“Young children crave structure!” says Dr. Levine. Knowing what is going to happen each day decreases a child’s stress and increases their sense of security. Establishing routines helps support children’s learning by helping them focus, persist in finishing tasks, and plan ahead.
Create a daily schedule with your family
When everyone is involved in making the plan, they are more likely to follow it.
Herbert P. Ginsburg, PhD, the Jacob H. Schiff Emeritus Professor of Psychology and Education at Teachers College, Columbia University, says: “Early math is important for two reasons. One is that young children enjoy doing everyday math activities like making shapes with blocks, counting toys, making patterns with colors, and comparing lengths. So get engaged with their everyday math activities. In particular, talk about them: ‘Look: the cat is on top of the table and the dog is under it.’ But most of all, have a good time. The second reason is that everyday math lays the foundation for later school math, which elaborates on everyday math. Children who have already played with blocks will enjoy learning in school that a square has 4 sides all the same length. Children who have learned to count at home will enjoy learning in school that when you count after 20 all you have to do is add on the numbers 1 through 9.”

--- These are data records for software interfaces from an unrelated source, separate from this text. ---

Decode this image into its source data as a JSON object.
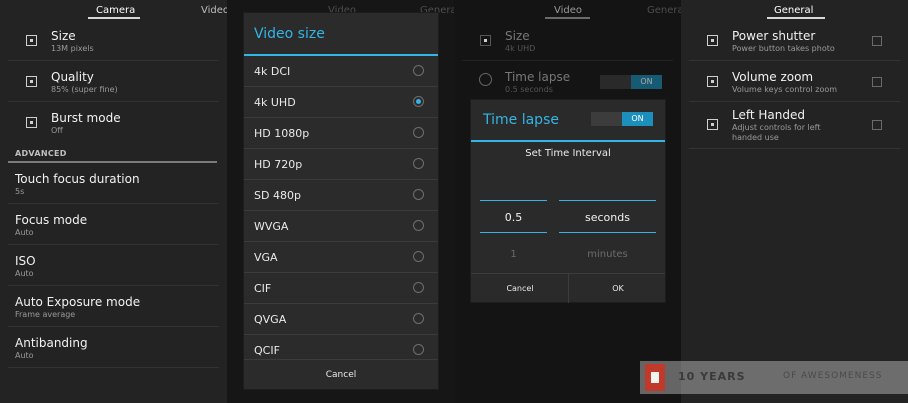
{
  "camera_panel": {
    "tabs": [
      "Camera",
      "VideoCamera"
    ],
    "items": [
      {
        "title": "Size",
        "summary": "13M pixels",
        "icon": "size-icon"
      },
      {
        "title": "Quality",
        "summary": "85% (super fine)",
        "icon": "quality-icon"
      },
      {
        "title": "Burst mode",
        "summary": "Off",
        "icon": "burst-icon"
      }
    ],
    "section": "ADVANCED",
    "advanced": [
      {
        "title": "Touch focus duration",
        "summary": "5s"
      },
      {
        "title": "Focus mode",
        "summary": "Auto"
      },
      {
        "title": "ISO",
        "summary": "Auto"
      },
      {
        "title": "Auto Exposure mode",
        "summary": "Frame average"
      },
      {
        "title": "Antibanding",
        "summary": "Auto"
      }
    ]
  },
  "video_size_panel": {
    "tabs": [
      "Video",
      "GeneralCamera"
    ],
    "dialog": {
      "title": "Video size",
      "options": [
        "4k DCI",
        "4k UHD",
        "HD 1080p",
        "HD 720p",
        "SD 480p",
        "WVGA",
        "VGA",
        "CIF",
        "QVGA",
        "QCIF"
      ],
      "selected": "4k UHD",
      "cancel": "Cancel"
    }
  },
  "time_lapse_panel": {
    "tabs": [
      "Video",
      "GeneralVideo"
    ],
    "background": [
      {
        "title": "Size",
        "summary": "4k UHD"
      },
      {
        "title": "Time lapse",
        "summary": "0.5 seconds",
        "toggle": "ON"
      }
    ],
    "dialog": {
      "title": "Time lapse",
      "toggle": "ON",
      "subtitle": "Set Time Interval",
      "value_selected": "0.5",
      "value_next": "1",
      "unit_selected": "seconds",
      "unit_next": "minutes",
      "cancel": "Cancel",
      "ok": "OK"
    }
  },
  "general_panel": {
    "tabs": [
      "General"
    ],
    "items": [
      {
        "title": "Power shutter",
        "summary": "Power button takes photo",
        "checked": false
      },
      {
        "title": "Volume zoom",
        "summary": "Volume keys control zoom",
        "checked": false
      },
      {
        "title": "Left Handed",
        "summary": "Adjust controls for left handed use",
        "checked": false
      }
    ]
  },
  "watermark": {
    "bold": "10 YEARS",
    "rest": "OF AWESOMENESS"
  },
  "colors": {
    "accent": "#33b5e5",
    "toggle_on": "#1c8fbd",
    "badge": "#c0392b"
  }
}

Reading and math skills can be practiced every day during daily routines
Susan B. Neuman, Professor of Early Childhood and Literacy Education at NYU, reminds us, “There are wonderful, easy ways to help children….the key thing that we could do is to be responsive to a child’s queries and interests. So every time the child asks a question and I answer it and I extend it, I’m letting the child know that I’m responsive to their language….that is the key to vocabulary development. It’s the responsive adult interacting with the child.” She also reminds us to read! “The most helpful strategy, of course, is read to your child, even after your child is already reading on his/her own…enjoy a chapter from a chapter book, and read books that are a little bit above your child’s level.”
School is a place where children practice many of their essential social skills. The good news is that your child develops many of these skills at home.
Even though we are spending less time in person with other people, we can still be social with each other!
Dr. Levine reminds us, “Children are unique and learn at different paces.” If your child is in school or other child care, check in with your child’s teacher about what they should be learning. Ask for suggestions about books to read and skills to practice.
Here is a trusted source that shares common milestones for young children—knowing these milestones helps you know what skills to work on with your child:
Encouraging your child to develop all of their skills—physical, social-emotional, and cognitive—is key to healthy development!
Check out Dr. Levine’s interview with CMOM and hear some more tips from one of the leading experts in early childhood!